Ryan D. Duffy, PhD, is assistant professor of psychology at the University of Florida. Ryan’s research is primarily in the areas of vocational psychology and positive psychology. Topics he has studied include calling, job satisfaction, well-being, work volition, work values, and the interface of spirituality and work. He serves on the editorial boards of the Journal of Career Assessment and Journal of Counseling Psychology.

Kayla Mueller’s Extremist Calling

As a university professor, I consider my job a calling. It is a job that is both highly personally meaningful and one in which I get to help others on a regular basis. It is something that both I and Kayla Mueller—the most recent victim of terrorist group ISIS—have in common. In a recent New … Continued


Falling in Love the Scientific Way

A recent column in the New York Times by Mandy Len Catron discussed a novel approach to an age-old mystery: how do two people fall in love? Catron discusses research by the preeminent psychologist Author Aron, who brought heterosexual male and female participants into his lab and had them ask each other 36 increasingly intimate … Continued


Airplane Etiquette: Don’t Recline Your Seat

Throughout my childhood, whenever I would fly with my parents I was told many consistent lessons: go to the bathroom before we board, make sure you have something to do on the plane, and never, ever, under any circumstances, recline your seat. My dad in particular was a stickler for this rule, convincing me time … Continued


Overcoming the Attractiveness Bias

Bodies have been on people’s mind perhaps more than normal the past few weeks. Whether it be critiques about how we talk about Melissa McCarthy’s body or salivation over all those world cup studs or the surprise of bulky baseball player Prince Fielder being on the cover of ESPN the Magazine’s annual body issue, conversations … Continued


On Teaching “Kids These Days”

In the Spring of 2014 I taught a course for the first time called “What is the Good Life?”. Several years ago my university decided this would be a mandatory course for all new students, and the majority of my 230 person class was just beginning college. The course is designed to introduce students to … Continued


Are Pets a Key to Happiness?

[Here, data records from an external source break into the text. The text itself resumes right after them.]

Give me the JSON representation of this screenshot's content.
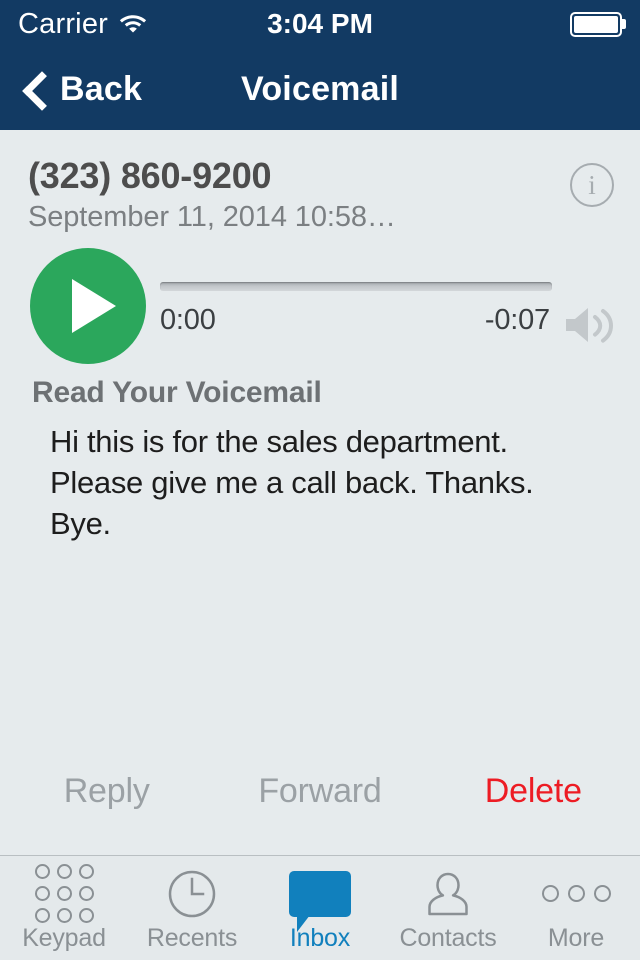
{
  "status_bar": {
    "carrier": "Carrier",
    "wifi_icon": "wifi-icon",
    "time": "3:04 PM",
    "battery_icon": "battery-full-icon"
  },
  "nav_bar": {
    "back_label": "Back",
    "back_icon": "chevron-left-icon",
    "title": "Voicemail"
  },
  "voicemail": {
    "caller_number": "(323) 860-9200",
    "date": "September 11, 2014 10:58…",
    "info_icon": "info-circle-icon",
    "info_icon_glyph": "i",
    "play_icon": "play-icon",
    "elapsed_time": "0:00",
    "remaining_time": "-0:07",
    "speaker_icon": "speaker-volume-icon",
    "progress_percent": 0,
    "transcript_heading": "Read Your Voicemail",
    "transcript_text": "Hi this is for the sales department. Please give me a call back. Thanks. Bye."
  },
  "actions": [
    {
      "label": "Reply",
      "state": "disabled"
    },
    {
      "label": "Forward",
      "state": "disabled"
    },
    {
      "label": "Delete",
      "state": "destructive"
    }
  ],
  "tab_bar": [
    {
      "label": "Keypad",
      "icon": "keypad-grid-icon",
      "active": false
    },
    {
      "label": "Recents",
      "icon": "clock-icon",
      "active": false
    },
    {
      "label": "Inbox",
      "icon": "speech-bubble-icon",
      "active": true
    },
    {
      "label": "Contacts",
      "icon": "person-icon",
      "active": false
    },
    {
      "label": "More",
      "icon": "ellipsis-icon",
      "active": false
    }
  ],
  "colors": {
    "nav_background": "#123a63",
    "page_background": "#e6ebed",
    "play_button_green": "#2ba75c",
    "active_tab_blue": "#1180bd",
    "delete_red": "#ed1c24",
    "disabled_gray": "#9ba1a5"
  }
}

Did you know that 68% of Americans have at least one pet? Did you know that more people have pets living with them then children? And did you know that in 2013 Americans spent $55.72 billion on these furry friends? For the majority of pet owners these numbers are probably not that surprising. A recent … Continued


The Power of Character on ‘Mad Men’

This past Saturday I attended a wedding of a close friend, followed by a matinee screening of Godzilla on Sunday, and finally a Mad Men night cap. It was interesting to juxtapose the three events – with the wedding and Mad Men inducing tears of joy and Godzilla inducing tears of laughter. Whereas Godzilla attempted … Continued

Entertainment, Television

What We Get Wrong About Happiness

Can you be happy for 100 days in a row? This is the question poised on the Facebook phenomenon 100happydays.com. The challenge is fairly simple. Every day for 100 days you take one picture of something that makes you happy, post it to your favorite social media platform, or simply send it to the website to keep your … Continued


3 Things to Know about Emailing with Busy People

Discussion of email etiquette pervades American discourse much in the same way as horrifying airplane stories. Bring up an “email gone wrong” situation at a party and except to hear about 20 others in return. This is not surprising considering email represents its own language which most people have only started using within the last … Continued


Unpacking Our Assumptions about Marriage

Last week when I wrote my post supporting “conscious uncoupling” I got inundated by replies ranging from disagreement to downright disdain. I emailed the editor, Emily Esfahani Smith, expressing a bit of surprise by the responses. Unlike me, Emily wasn’t that surprised. After some soul searching and reading Ashley McGuire’s thoughtful response to my post, … Continued